BOSTON, Mass. (May 21, 2012) -- It was a beautiful Sunday morning in May; the kind of weekend day where the sun is saying so long to spring and heating up for summer. Fans eagerly crowded into Fenway Park adorned with team shirts, supportive signs and the air was abuzz with excitement.
But, fans were not there to cheer on the Red Sox that morning.
Instead, they were supporting runners and walkers as they crossed Fenway Park's famous home plate. About a dozen active duty Soldiers and civilians from Natick Soldier Systems Center in Natick Mass., joined the nearly 2,000 runners and walkers who participated in the Red Sox Run-Walk to Home Base, May 20, 2012.
The Run-Walk to Home Base is a 9-kilometer fundraising run and three-mile walk which helps raise money for the Red Sox Foundation and Massachusetts General Hospital Home Base Program. Participants begin at Fenway, wind through a scenic route of Boston and then end back at the Park with a timed finish in front of the Green Monster and a photo opportunity crossing home plate.
Dr. Naomi Simon is a psychiatrist and the chief medical officer for the Red Sox Foundation and Massachusetts General Hospital Home Base Program. She said that the program is a joint collaboration between these two organizations that provides clinical care and support services to Iraq and Afghanistan veterans and families affected by combat or deployment-related stress and traumatic brain injury, regardless of their finical situation. This makes the dollars raised from the Run-Walk to Home Base vital.
"The Run-Walk to Home Base has been a major philanthropic sustaining force for the Home Base Program," Simon said. "Almost all of our services are paid for through philanthropic efforts like the Run to Home Base. This program is critical in giving families a place to seek care regardless of their ability to pay for it."
The Home Base program also provides community education and research to improve the understanding and treatment of post traumatic stress disorder and traumatic brain injury - the so called "invisible wounds of war."
According to Simon, who over sees the clinical and research programs for Home Base, the vast majority of funding for the Home Base Program comes directly from this annual Run-Walk. "Pretty much all of what we are doing would not be able to happen without this run taking place," she said.

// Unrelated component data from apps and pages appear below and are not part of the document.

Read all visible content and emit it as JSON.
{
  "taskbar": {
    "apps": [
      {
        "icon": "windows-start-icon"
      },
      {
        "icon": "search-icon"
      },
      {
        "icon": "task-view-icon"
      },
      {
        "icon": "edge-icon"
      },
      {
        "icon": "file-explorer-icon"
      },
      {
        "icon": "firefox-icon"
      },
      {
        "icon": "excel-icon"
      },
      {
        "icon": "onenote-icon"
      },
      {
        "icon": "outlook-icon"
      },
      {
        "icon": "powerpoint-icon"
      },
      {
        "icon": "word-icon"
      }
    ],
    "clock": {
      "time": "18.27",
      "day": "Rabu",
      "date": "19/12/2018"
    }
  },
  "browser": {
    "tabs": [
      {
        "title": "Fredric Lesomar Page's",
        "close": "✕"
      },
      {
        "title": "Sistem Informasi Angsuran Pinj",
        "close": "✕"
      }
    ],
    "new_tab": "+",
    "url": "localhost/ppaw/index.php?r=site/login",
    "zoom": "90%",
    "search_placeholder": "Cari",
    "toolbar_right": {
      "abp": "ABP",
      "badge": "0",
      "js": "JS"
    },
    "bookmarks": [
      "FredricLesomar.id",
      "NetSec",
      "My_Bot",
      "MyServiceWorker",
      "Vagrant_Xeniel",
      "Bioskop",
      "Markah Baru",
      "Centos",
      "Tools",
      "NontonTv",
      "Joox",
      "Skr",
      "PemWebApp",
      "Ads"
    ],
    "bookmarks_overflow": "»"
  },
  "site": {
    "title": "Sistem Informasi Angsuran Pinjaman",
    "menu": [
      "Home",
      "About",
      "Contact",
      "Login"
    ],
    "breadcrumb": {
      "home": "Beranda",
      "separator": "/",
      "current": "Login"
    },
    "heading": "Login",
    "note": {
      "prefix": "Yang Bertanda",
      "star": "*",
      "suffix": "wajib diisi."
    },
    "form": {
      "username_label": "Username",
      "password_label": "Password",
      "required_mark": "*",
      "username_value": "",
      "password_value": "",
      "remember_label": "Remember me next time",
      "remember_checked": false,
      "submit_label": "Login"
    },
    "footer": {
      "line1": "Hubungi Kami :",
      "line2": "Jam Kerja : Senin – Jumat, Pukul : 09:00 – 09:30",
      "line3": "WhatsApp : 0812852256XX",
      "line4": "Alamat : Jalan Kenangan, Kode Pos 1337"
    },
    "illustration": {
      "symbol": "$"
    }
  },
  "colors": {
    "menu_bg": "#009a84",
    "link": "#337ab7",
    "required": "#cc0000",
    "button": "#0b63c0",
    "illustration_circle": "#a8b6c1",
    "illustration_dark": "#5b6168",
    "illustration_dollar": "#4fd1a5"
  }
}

Since its inaugural run in 2009, the Run-Walk to Home Base has raised nearly $7 million to support the Home Base Program. Runners and walkers must raise a minimum of $1,000 to participate in the Run-Walk, while active duty members are permitted to participate for a nominal fee and no fundraising requirement.

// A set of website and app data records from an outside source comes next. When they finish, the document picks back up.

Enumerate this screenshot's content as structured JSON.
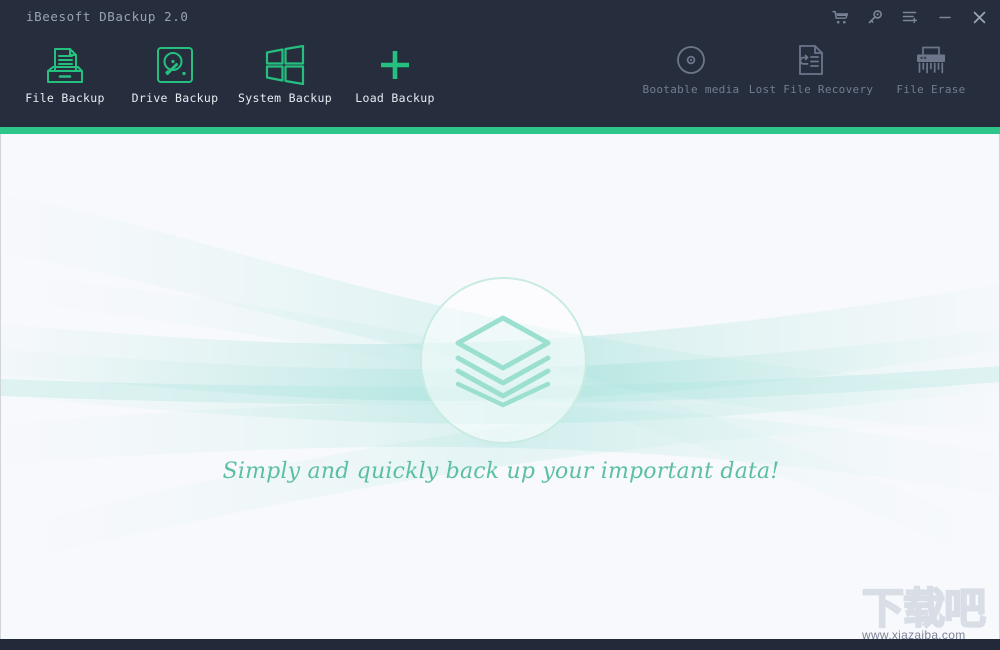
{
  "window": {
    "title": "iBeesoft DBackup 2.0",
    "controls": [
      {
        "name": "cart-icon",
        "label": "Buy now"
      },
      {
        "name": "key-icon",
        "label": "Register"
      },
      {
        "name": "menu-icon",
        "label": "Menu"
      },
      {
        "name": "minimize-icon",
        "label": "Minimize"
      },
      {
        "name": "close-icon",
        "label": "Close"
      }
    ]
  },
  "toolbar": {
    "primary": [
      {
        "label": "File Backup",
        "icon": "document-tray-icon"
      },
      {
        "label": "Drive Backup",
        "icon": "hard-drive-icon"
      },
      {
        "label": "System Backup",
        "icon": "windows-logo-icon"
      },
      {
        "label": "Load Backup",
        "icon": "plus-icon"
      }
    ],
    "secondary": [
      {
        "label": "Bootable media",
        "icon": "disc-icon"
      },
      {
        "label": "Lost File Recovery",
        "icon": "file-restore-icon"
      },
      {
        "label": "File Erase",
        "icon": "shredder-icon"
      }
    ]
  },
  "main": {
    "logo_icon": "layers-stack-icon",
    "tagline": "Simply and quickly back up your important data!"
  },
  "watermark": {
    "text_cn": "下载吧",
    "url": "www.xiazaiba.com"
  },
  "colors": {
    "accent_green": "#2cc68b",
    "header_dark": "#262d3d",
    "stage_background": "#f8f9fc",
    "tagline_teal": "#5bbfa4",
    "dim_label": "#737c91"
  }
}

Along with the enormous generosity of donors, Simon said awareness of PTSD and TBI is also generated from this event.
"Another wonderful thing about working with the Red Sox Foundation is that they can help us move the needle on stigma associated with psychiatric illness," Simon said. "We've had Rex Sox players do public service announcements to tell people it is completely expected that if you have combat stress that you should get help with that. There is nothing weak about suffering from these injuries and there is no reason not to get care."
For many of the service members participating in the Run-Walk, this statement hits close to home. For one Soldier from Natick Soldier System Center, awareness is what the Run-Walk is all about.
Sgt. David Arvizo, who currently works for the office of medical support oversight at the U.S. Army Institute of Environmental Medicine at NSSC, has deployed to Afghanistan as a medic for an Infantry Platoon with the 1st Battalion 17th Infantry Regiment.
This was second year that Arvizo ran the race. Last year he did it for time. This year he said even though he ran for fun with his friends and fellow Soldiers, awareness of these injuries is always the most compelling reason to run.
"I'm running because this is important. PTSD and TBI are two things that we just don't know a lot about," Arvizo said. "There is so much research that needs to be done, so that the veterans who are affected with these injuries can get the care they need when they return home to a normal life. It's immensely important."
Arvizo, who is planning on temporary leaving the military to complete an undergraduate degree in biology followed by medical school, would like to return to the Army in the future as a physician. He said that all too often he has seen Soldiers return from war and not get help.
"Veterans come back now and they do not all have visible wounds, they do not all get purple hearts if they get hurt," he said. "Veterans come back and they have problems. What people do not realize is that it's not easy to come back to normal life. A lot of people are afraid to ask for the help they need."
Arvizo hopes that programs like the Home Base will help improve the treatment of PTSD and TBI, allowing Veterans to come forward and seek treatment. He encourages anyone that is having a hard time adjusting to home life to get help.
"If you even think you are having a problem, go talk to somebody. Get help. It is not easy coming back. Anyone who has deployed knows that. They should not be afraid to get help."